── INPUT DATA

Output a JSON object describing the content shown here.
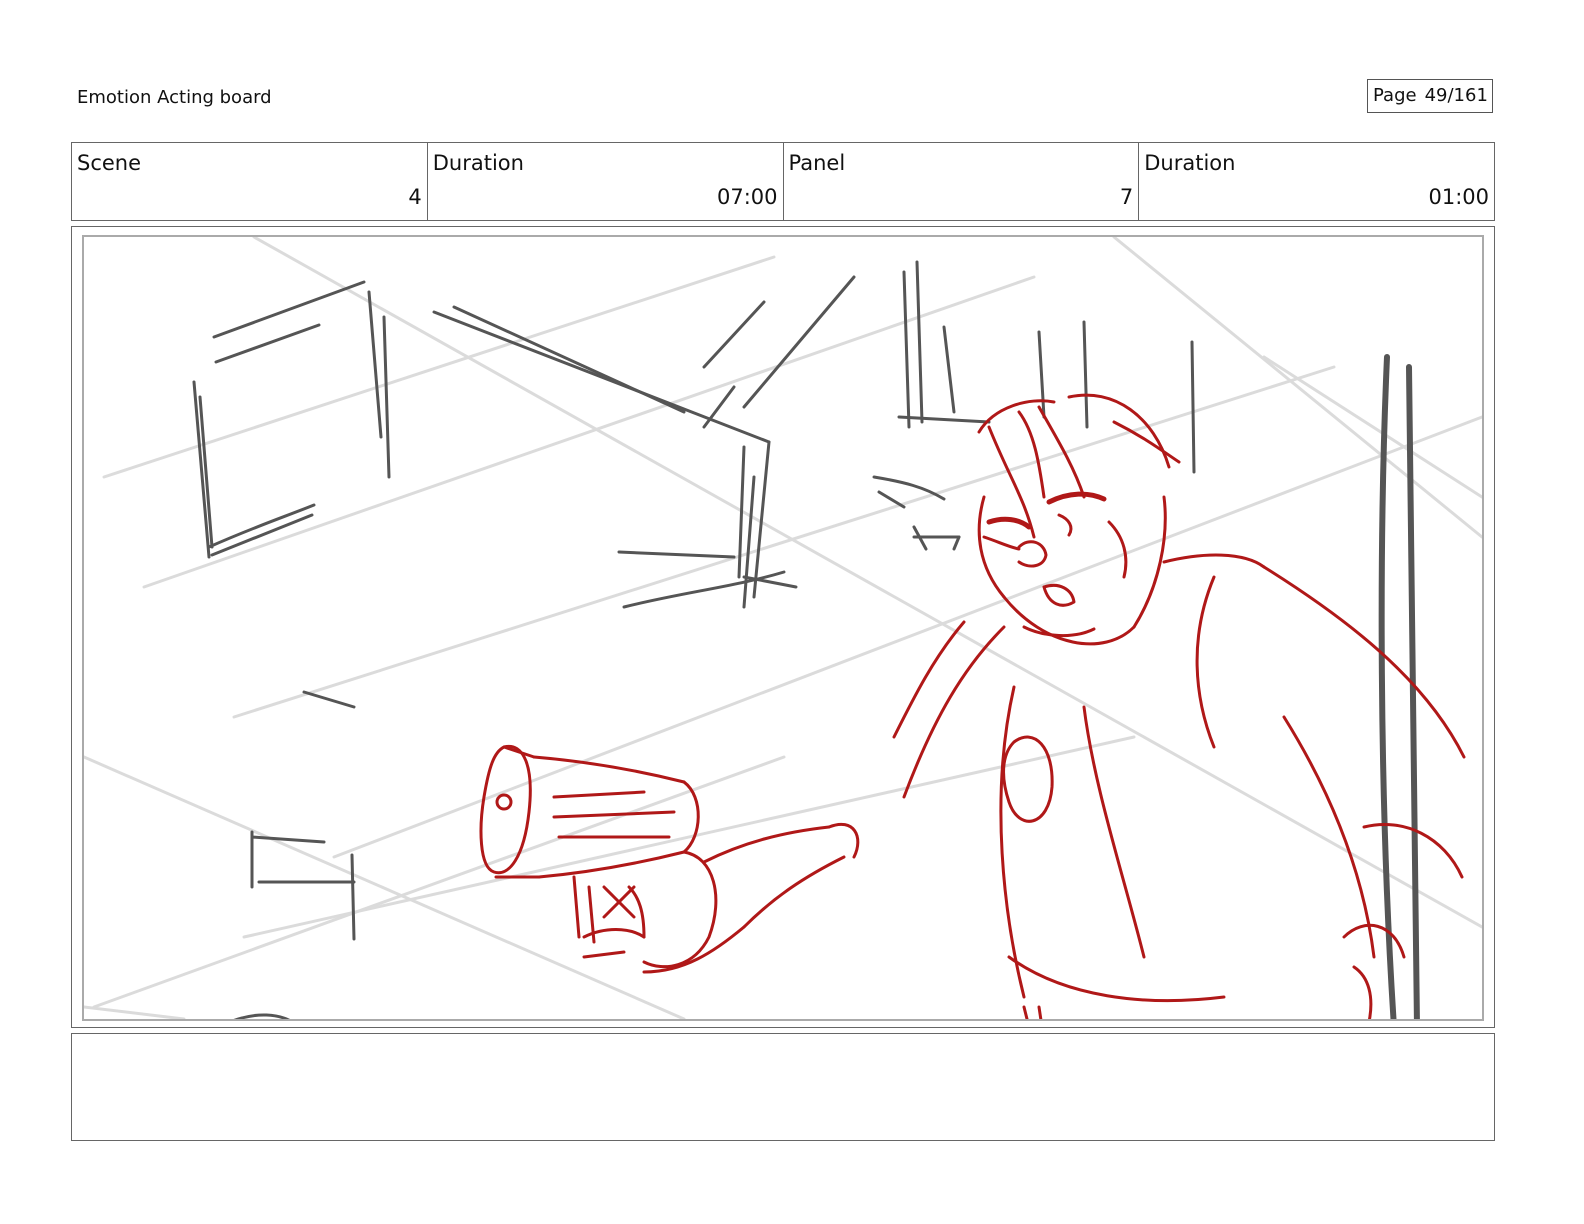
{
  "header": {
    "title": "Emotion Acting board",
    "page_label": "Page",
    "page_number": "49/161"
  },
  "info": {
    "scene_label": "Scene",
    "scene_value": "4",
    "scene_duration_label": "Duration",
    "scene_duration_value": "07:00",
    "panel_label": "Panel",
    "panel_value": "7",
    "panel_duration_label": "Duration",
    "panel_duration_value": "01:00"
  },
  "notes": {
    "text": ""
  },
  "colors": {
    "figure_sketch": "#b01818",
    "background_sketch": "#555555",
    "perspective_guides": "#d8d8d8"
  }
}
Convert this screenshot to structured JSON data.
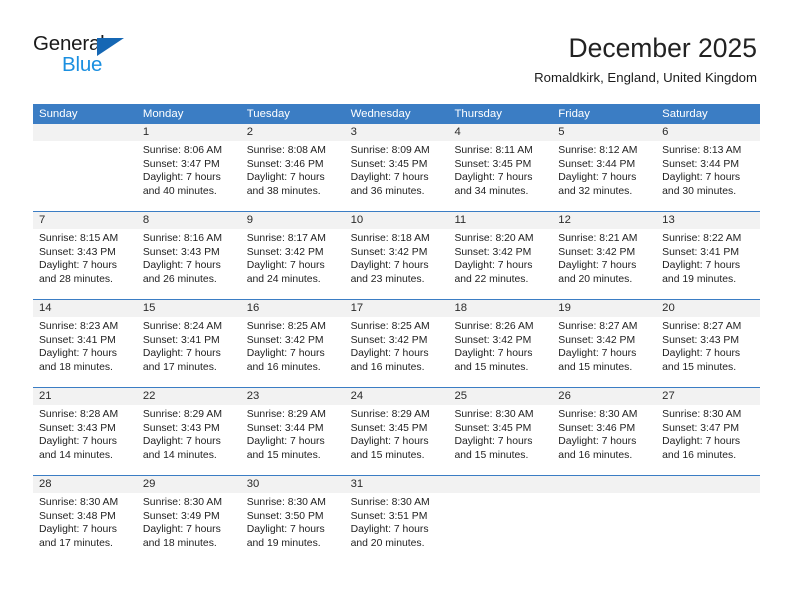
{
  "brand": {
    "name_part1": "General",
    "name_part2": "Blue",
    "accent_color": "#1a8fe0",
    "triangle_color": "#1567b4"
  },
  "header": {
    "month_title": "December 2025",
    "location": "Romaldkirk, England, United Kingdom"
  },
  "calendar": {
    "header_bg": "#3b7dc4",
    "weekdays": [
      "Sunday",
      "Monday",
      "Tuesday",
      "Wednesday",
      "Thursday",
      "Friday",
      "Saturday"
    ],
    "weeks": [
      [
        {
          "day": "",
          "sunrise": "",
          "sunset": "",
          "daylight_line1": "",
          "daylight_line2": "",
          "empty": true
        },
        {
          "day": "1",
          "sunrise": "Sunrise: 8:06 AM",
          "sunset": "Sunset: 3:47 PM",
          "daylight_line1": "Daylight: 7 hours",
          "daylight_line2": "and 40 minutes."
        },
        {
          "day": "2",
          "sunrise": "Sunrise: 8:08 AM",
          "sunset": "Sunset: 3:46 PM",
          "daylight_line1": "Daylight: 7 hours",
          "daylight_line2": "and 38 minutes."
        },
        {
          "day": "3",
          "sunrise": "Sunrise: 8:09 AM",
          "sunset": "Sunset: 3:45 PM",
          "daylight_line1": "Daylight: 7 hours",
          "daylight_line2": "and 36 minutes."
        },
        {
          "day": "4",
          "sunrise": "Sunrise: 8:11 AM",
          "sunset": "Sunset: 3:45 PM",
          "daylight_line1": "Daylight: 7 hours",
          "daylight_line2": "and 34 minutes."
        },
        {
          "day": "5",
          "sunrise": "Sunrise: 8:12 AM",
          "sunset": "Sunset: 3:44 PM",
          "daylight_line1": "Daylight: 7 hours",
          "daylight_line2": "and 32 minutes."
        },
        {
          "day": "6",
          "sunrise": "Sunrise: 8:13 AM",
          "sunset": "Sunset: 3:44 PM",
          "daylight_line1": "Daylight: 7 hours",
          "daylight_line2": "and 30 minutes."
        }
      ],
      [
        {
          "day": "7",
          "sunrise": "Sunrise: 8:15 AM",
          "sunset": "Sunset: 3:43 PM",
          "daylight_line1": "Daylight: 7 hours",
          "daylight_line2": "and 28 minutes."
        },
        {
          "day": "8",
          "sunrise": "Sunrise: 8:16 AM",
          "sunset": "Sunset: 3:43 PM",
          "daylight_line1": "Daylight: 7 hours",
          "daylight_line2": "and 26 minutes."
        },
        {
          "day": "9",
          "sunrise": "Sunrise: 8:17 AM",
          "sunset": "Sunset: 3:42 PM",
          "daylight_line1": "Daylight: 7 hours",
          "daylight_line2": "and 24 minutes."
        },
        {
          "day": "10",
          "sunrise": "Sunrise: 8:18 AM",
          "sunset": "Sunset: 3:42 PM",
          "daylight_line1": "Daylight: 7 hours",
          "daylight_line2": "and 23 minutes."
        },
        {
          "day": "11",
          "sunrise": "Sunrise: 8:20 AM",
          "sunset": "Sunset: 3:42 PM",
          "daylight_line1": "Daylight: 7 hours",
          "daylight_line2": "and 22 minutes."
        },
        {
          "day": "12",
          "sunrise": "Sunrise: 8:21 AM",
          "sunset": "Sunset: 3:42 PM",
          "daylight_line1": "Daylight: 7 hours",
          "daylight_line2": "and 20 minutes."
        },
        {
          "day": "13",
          "sunrise": "Sunrise: 8:22 AM",
          "sunset": "Sunset: 3:41 PM",
          "daylight_line1": "Daylight: 7 hours",
          "daylight_line2": "and 19 minutes."
        }
      ],
      [
        {
          "day": "14",
          "sunrise": "Sunrise: 8:23 AM",
          "sunset": "Sunset: 3:41 PM",
          "daylight_line1": "Daylight: 7 hours",
          "daylight_line2": "and 18 minutes."
        },
        {
          "day": "15",
          "sunrise": "Sunrise: 8:24 AM",
          "sunset": "Sunset: 3:41 PM",
          "daylight_line1": "Daylight: 7 hours",
          "daylight_line2": "and 17 minutes."
        },
        {
          "day": "16",
          "sunrise": "Sunrise: 8:25 AM",
          "sunset": "Sunset: 3:42 PM",
          "daylight_line1": "Daylight: 7 hours",
          "daylight_line2": "and 16 minutes."
        },
        {
          "day": "17",
          "sunrise": "Sunrise: 8:25 AM",
          "sunset": "Sunset: 3:42 PM",
          "daylight_line1": "Daylight: 7 hours",
          "daylight_line2": "and 16 minutes."
        },
        {
          "day": "18",
          "sunrise": "Sunrise: 8:26 AM",
          "sunset": "Sunset: 3:42 PM",
          "daylight_line1": "Daylight: 7 hours",
          "daylight_line2": "and 15 minutes."
        },
        {
          "day": "19",
          "sunrise": "Sunrise: 8:27 AM",
          "sunset": "Sunset: 3:42 PM",
          "daylight_line1": "Daylight: 7 hours",
          "daylight_line2": "and 15 minutes."
        },
        {
          "day": "20",
          "sunrise": "Sunrise: 8:27 AM",
          "sunset": "Sunset: 3:43 PM",
          "daylight_line1": "Daylight: 7 hours",
          "daylight_line2": "and 15 minutes."
        }
      ],
      [
        {
          "day": "21",
          "sunrise": "Sunrise: 8:28 AM",
          "sunset": "Sunset: 3:43 PM",
          "daylight_line1": "Daylight: 7 hours",
          "daylight_line2": "and 14 minutes."
        },
        {
          "day": "22",
          "sunrise": "Sunrise: 8:29 AM",
          "sunset": "Sunset: 3:43 PM",
          "daylight_line1": "Daylight: 7 hours",
          "daylight_line2": "and 14 minutes."
        },
        {
          "day": "23",
          "sunrise": "Sunrise: 8:29 AM",
          "sunset": "Sunset: 3:44 PM",
          "daylight_line1": "Daylight: 7 hours",
          "daylight_line2": "and 15 minutes."
        },
        {
          "day": "24",
          "sunrise": "Sunrise: 8:29 AM",
          "sunset": "Sunset: 3:45 PM",
          "daylight_line1": "Daylight: 7 hours",
          "daylight_line2": "and 15 minutes."
        },
        {
          "day": "25",
          "sunrise": "Sunrise: 8:30 AM",
          "sunset": "Sunset: 3:45 PM",
          "daylight_line1": "Daylight: 7 hours",
          "daylight_line2": "and 15 minutes."
        },
        {
          "day": "26",
          "sunrise": "Sunrise: 8:30 AM",
          "sunset": "Sunset: 3:46 PM",
          "daylight_line1": "Daylight: 7 hours",
          "daylight_line2": "and 16 minutes."
        },
        {
          "day": "27",
          "sunrise": "Sunrise: 8:30 AM",
          "sunset": "Sunset: 3:47 PM",
          "daylight_line1": "Daylight: 7 hours",
          "daylight_line2": "and 16 minutes."
        }
      ],
      [
        {
          "day": "28",
          "sunrise": "Sunrise: 8:30 AM",
          "sunset": "Sunset: 3:48 PM",
          "daylight_line1": "Daylight: 7 hours",
          "daylight_line2": "and 17 minutes."
        },
        {
          "day": "29",
          "sunrise": "Sunrise: 8:30 AM",
          "sunset": "Sunset: 3:49 PM",
          "daylight_line1": "Daylight: 7 hours",
          "daylight_line2": "and 18 minutes."
        },
        {
          "day": "30",
          "sunrise": "Sunrise: 8:30 AM",
          "sunset": "Sunset: 3:50 PM",
          "daylight_line1": "Daylight: 7 hours",
          "daylight_line2": "and 19 minutes."
        },
        {
          "day": "31",
          "sunrise": "Sunrise: 8:30 AM",
          "sunset": "Sunset: 3:51 PM",
          "daylight_line1": "Daylight: 7 hours",
          "daylight_line2": "and 20 minutes."
        },
        {
          "day": "",
          "sunrise": "",
          "sunset": "",
          "daylight_line1": "",
          "daylight_line2": "",
          "empty": true
        },
        {
          "day": "",
          "sunrise": "",
          "sunset": "",
          "daylight_line1": "",
          "daylight_line2": "",
          "empty": true
        },
        {
          "day": "",
          "sunrise": "",
          "sunset": "",
          "daylight_line1": "",
          "daylight_line2": "",
          "empty": true
        }
      ]
    ]
  }
}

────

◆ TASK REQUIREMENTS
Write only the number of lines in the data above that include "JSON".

◆ COMPLETED TASK
2